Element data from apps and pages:

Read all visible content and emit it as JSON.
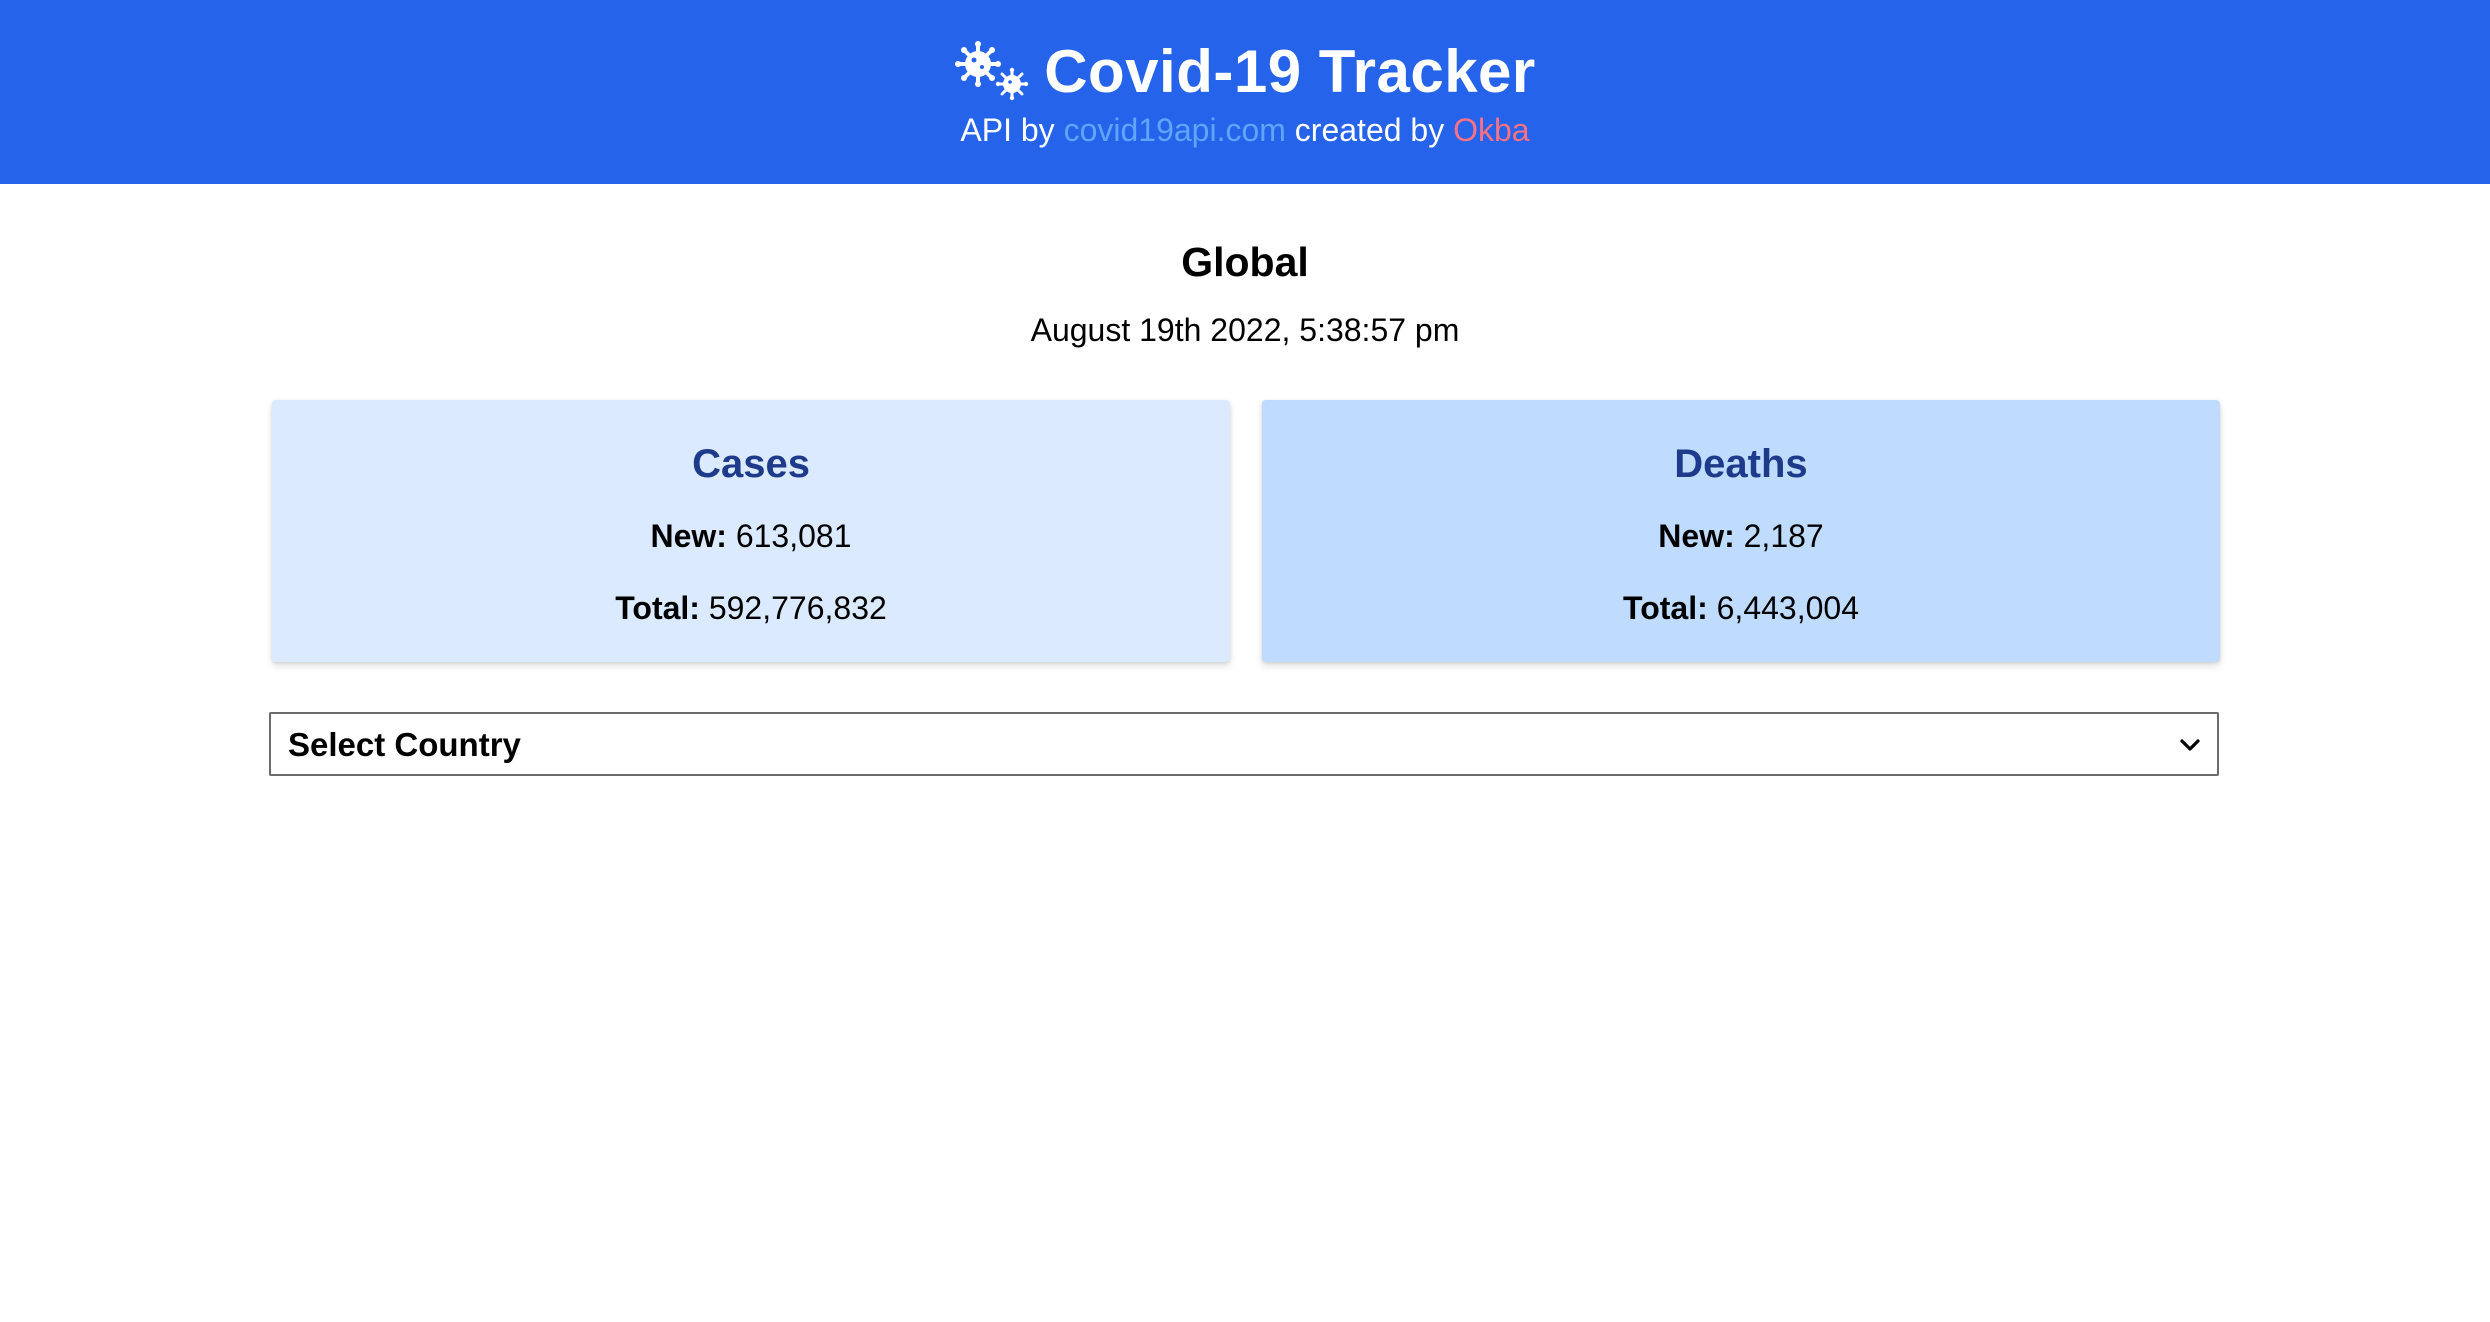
{
  "header": {
    "title": "Covid-19 Tracker",
    "subtitle_prefix": "API by",
    "api_link": "covid19api.com",
    "subtitle_middle": "created by",
    "author_link": "Okba",
    "icon": "virus-icon",
    "colors": {
      "background": "#2563eb",
      "api_link": "#60a5fa",
      "author_link": "#f87185"
    }
  },
  "main": {
    "region": "Global",
    "timestamp": "August 19th 2022, 5:38:57 pm",
    "cards": [
      {
        "title": "Cases",
        "new_label": "New:",
        "new_value": "613,081",
        "total_label": "Total:",
        "total_value": "592,776,832",
        "background": "#dbeafe"
      },
      {
        "title": "Deaths",
        "new_label": "New:",
        "new_value": "2,187",
        "total_label": "Total:",
        "total_value": "6,443,004",
        "background": "#bfdbfe"
      }
    ],
    "country_select": {
      "selected": "Select Country",
      "icon": "chevron-down-icon"
    }
  }
}
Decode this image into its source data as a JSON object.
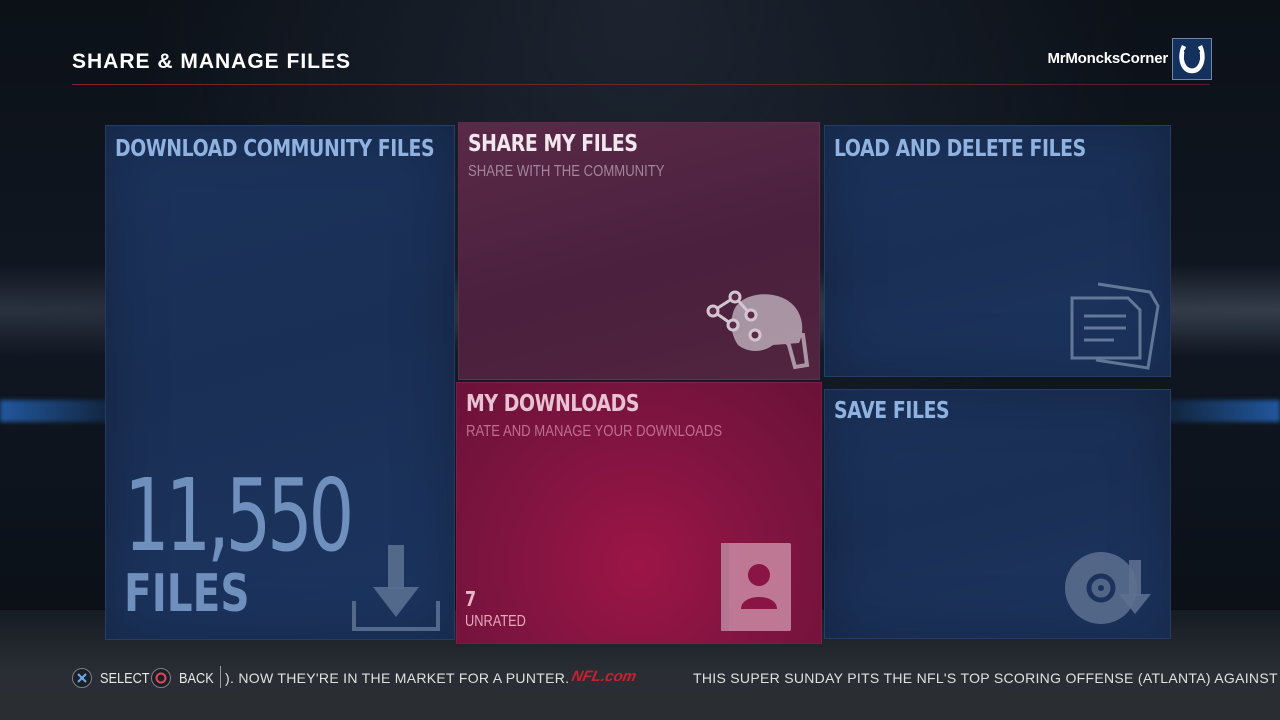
{
  "header": {
    "title": "SHARE & MANAGE FILES",
    "username": "MrMoncksCorner",
    "team_logo_icon": "horseshoe-icon"
  },
  "tiles": {
    "download_community": {
      "title": "DOWNLOAD COMMUNITY FILES",
      "count": "11,550",
      "count_label": "FILES",
      "icon": "download-arrow-icon"
    },
    "share_my_files": {
      "title": "SHARE MY FILES",
      "subtitle": "SHARE WITH THE COMMUNITY",
      "icon": "share-helmet-icon"
    },
    "my_downloads": {
      "title": "MY DOWNLOADS",
      "subtitle": "RATE AND MANAGE YOUR DOWNLOADS",
      "count": "7",
      "count_label": "UNRATED",
      "icon": "profile-book-icon"
    },
    "load_delete": {
      "title": "LOAD AND DELETE FILES",
      "icon": "documents-icon"
    },
    "save_files": {
      "title": "SAVE FILES",
      "icon": "disc-save-icon"
    }
  },
  "footer": {
    "select_label": "SELECT",
    "back_label": "BACK",
    "ticker_left": "). NOW THEY'RE IN THE MARKET FOR A PUNTER.",
    "ticker_brand": "NFL.com",
    "ticker_right": "THIS SUPER SUNDAY PITS THE NFL'S TOP SCORING OFFENSE (ATLANTA) AGAINST THE"
  },
  "colors": {
    "tile_blue": "#1b335c",
    "tile_share": "#5a2a48",
    "tile_downloads": "#8a1443",
    "accent_red": "#c9202f",
    "title_blue": "#8fb2e0"
  }
}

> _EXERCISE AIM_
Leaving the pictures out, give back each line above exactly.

> _ANSWER SPACE_
Read all visible content and emit it as JSON.
{
  "header": {
    "title": "Covid-19 Tracker",
    "subtitle_prefix": "API by",
    "api_link": "covid19api.com",
    "subtitle_middle": "created by",
    "author_link": "Okba",
    "icon": "virus-icon",
    "colors": {
      "background": "#2563eb",
      "api_link": "#60a5fa",
      "author_link": "#f87185"
    }
  },
  "main": {
    "region": "Global",
    "timestamp": "August 19th 2022, 5:38:57 pm",
    "cards": [
      {
        "title": "Cases",
        "new_label": "New:",
        "new_value": "613,081",
        "total_label": "Total:",
        "total_value": "592,776,832",
        "background": "#dbeafe"
      },
      {
        "title": "Deaths",
        "new_label": "New:",
        "new_value": "2,187",
        "total_label": "Total:",
        "total_value": "6,443,004",
        "background": "#bfdbfe"
      }
    ],
    "country_select": {
      "selected": "Select Country",
      "icon": "chevron-down-icon"
    }
  }
}
Decode this image into its source data as a JSON object.
{
  "header": {
    "title": "SHARE & MANAGE FILES",
    "username": "MrMoncksCorner",
    "team_logo_icon": "horseshoe-icon"
  },
  "tiles": {
    "download_community": {
      "title": "DOWNLOAD COMMUNITY FILES",
      "count": "11,550",
      "count_label": "FILES",
      "icon": "download-arrow-icon"
    },
    "share_my_files": {
      "title": "SHARE MY FILES",
      "subtitle": "SHARE WITH THE COMMUNITY",
      "icon": "share-helmet-icon"
    },
    "my_downloads": {
      "title": "MY DOWNLOADS",
      "subtitle": "RATE AND MANAGE YOUR DOWNLOADS",
      "count": "7",
      "count_label": "UNRATED",
      "icon": "profile-book-icon"
    },
    "load_delete": {
      "title": "LOAD AND DELETE FILES",
      "icon": "documents-icon"
    },
    "save_files": {
      "title": "SAVE FILES",
      "icon": "disc-save-icon"
    }
  },
  "footer": {
    "select_label": "SELECT",
    "back_label": "BACK",
    "ticker_left": "). NOW THEY'RE IN THE MARKET FOR A PUNTER.",
    "ticker_brand": "NFL.com",
    "ticker_right": "THIS SUPER SUNDAY PITS THE NFL'S TOP SCORING OFFENSE (ATLANTA) AGAINST THE"
  },
  "colors": {
    "tile_blue": "#1b335c",
    "tile_share": "#5a2a48",
    "tile_downloads": "#8a1443",
    "accent_red": "#c9202f",
    "title_blue": "#8fb2e0"
  }
}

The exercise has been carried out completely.